DATASET Block Start
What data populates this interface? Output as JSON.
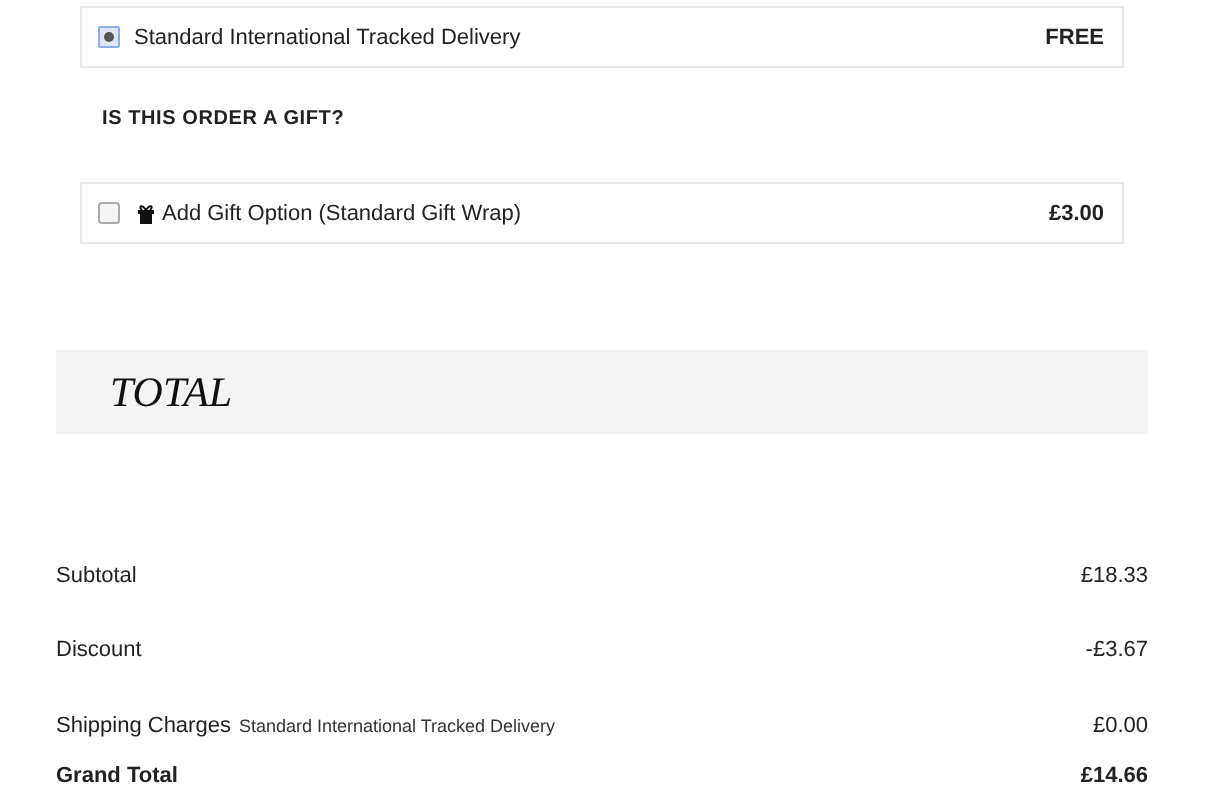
{
  "delivery_options": [
    {
      "label": "Standard International Tracked Delivery",
      "price": "FREE",
      "selected": true
    }
  ],
  "gift": {
    "heading": "IS THIS ORDER A GIFT?",
    "option": {
      "label": "Add Gift Option (Standard Gift Wrap)",
      "price": "£3.00",
      "checked": false
    }
  },
  "total": {
    "heading": "TOTAL",
    "rows": [
      {
        "label": "Subtotal",
        "amount": "£18.33"
      },
      {
        "label": "Discount",
        "amount": "-£3.67"
      },
      {
        "label": "Shipping Charges",
        "note": "Standard International Tracked Delivery",
        "amount": "£0.00"
      },
      {
        "label": "Grand Total",
        "amount": "£14.66",
        "kind": "grand"
      }
    ]
  }
}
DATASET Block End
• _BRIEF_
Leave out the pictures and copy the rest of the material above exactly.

• _ANSWER TO THIS EXERCISE_
What data populates this interface? Output as JSON.
{
  "delivery_options": [
    {
      "label": "Standard International Tracked Delivery",
      "price": "FREE",
      "selected": true
    }
  ],
  "gift": {
    "heading": "IS THIS ORDER A GIFT?",
    "option": {
      "label": "Add Gift Option (Standard Gift Wrap)",
      "price": "£3.00",
      "checked": false
    }
  },
  "total": {
    "heading": "TOTAL",
    "rows": [
      {
        "label": "Subtotal",
        "amount": "£18.33"
      },
      {
        "label": "Discount",
        "amount": "-£3.67"
      },
      {
        "label": "Shipping Charges",
        "note": "Standard International Tracked Delivery",
        "amount": "£0.00"
      },
      {
        "label": "Grand Total",
        "amount": "£14.66",
        "kind": "grand"
      }
    ]
  }
}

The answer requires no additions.